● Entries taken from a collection
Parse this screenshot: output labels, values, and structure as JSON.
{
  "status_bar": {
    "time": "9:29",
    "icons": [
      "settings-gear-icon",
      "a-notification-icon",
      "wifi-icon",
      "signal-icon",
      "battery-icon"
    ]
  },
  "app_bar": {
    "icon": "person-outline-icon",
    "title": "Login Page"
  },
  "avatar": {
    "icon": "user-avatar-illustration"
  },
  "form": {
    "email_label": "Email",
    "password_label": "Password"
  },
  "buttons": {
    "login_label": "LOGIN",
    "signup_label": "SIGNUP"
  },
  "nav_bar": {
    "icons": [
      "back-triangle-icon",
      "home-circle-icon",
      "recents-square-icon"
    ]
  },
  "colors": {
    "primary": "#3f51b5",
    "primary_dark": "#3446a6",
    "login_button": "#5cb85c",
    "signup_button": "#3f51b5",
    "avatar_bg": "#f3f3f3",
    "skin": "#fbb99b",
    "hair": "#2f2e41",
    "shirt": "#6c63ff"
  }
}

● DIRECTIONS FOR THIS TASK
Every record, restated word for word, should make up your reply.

● EXERCISE OUTPUT
Parse this screenshot: output labels, values, and structure as JSON.
{
  "status_bar": {
    "time": "9:29",
    "icons": [
      "settings-gear-icon",
      "a-notification-icon",
      "wifi-icon",
      "signal-icon",
      "battery-icon"
    ]
  },
  "app_bar": {
    "icon": "person-outline-icon",
    "title": "Login Page"
  },
  "avatar": {
    "icon": "user-avatar-illustration"
  },
  "form": {
    "email_label": "Email",
    "password_label": "Password"
  },
  "buttons": {
    "login_label": "LOGIN",
    "signup_label": "SIGNUP"
  },
  "nav_bar": {
    "icons": [
      "back-triangle-icon",
      "home-circle-icon",
      "recents-square-icon"
    ]
  },
  "colors": {
    "primary": "#3f51b5",
    "primary_dark": "#3446a6",
    "login_button": "#5cb85c",
    "signup_button": "#3f51b5",
    "avatar_bg": "#f3f3f3",
    "skin": "#fbb99b",
    "hair": "#2f2e41",
    "shirt": "#6c63ff"
  }
}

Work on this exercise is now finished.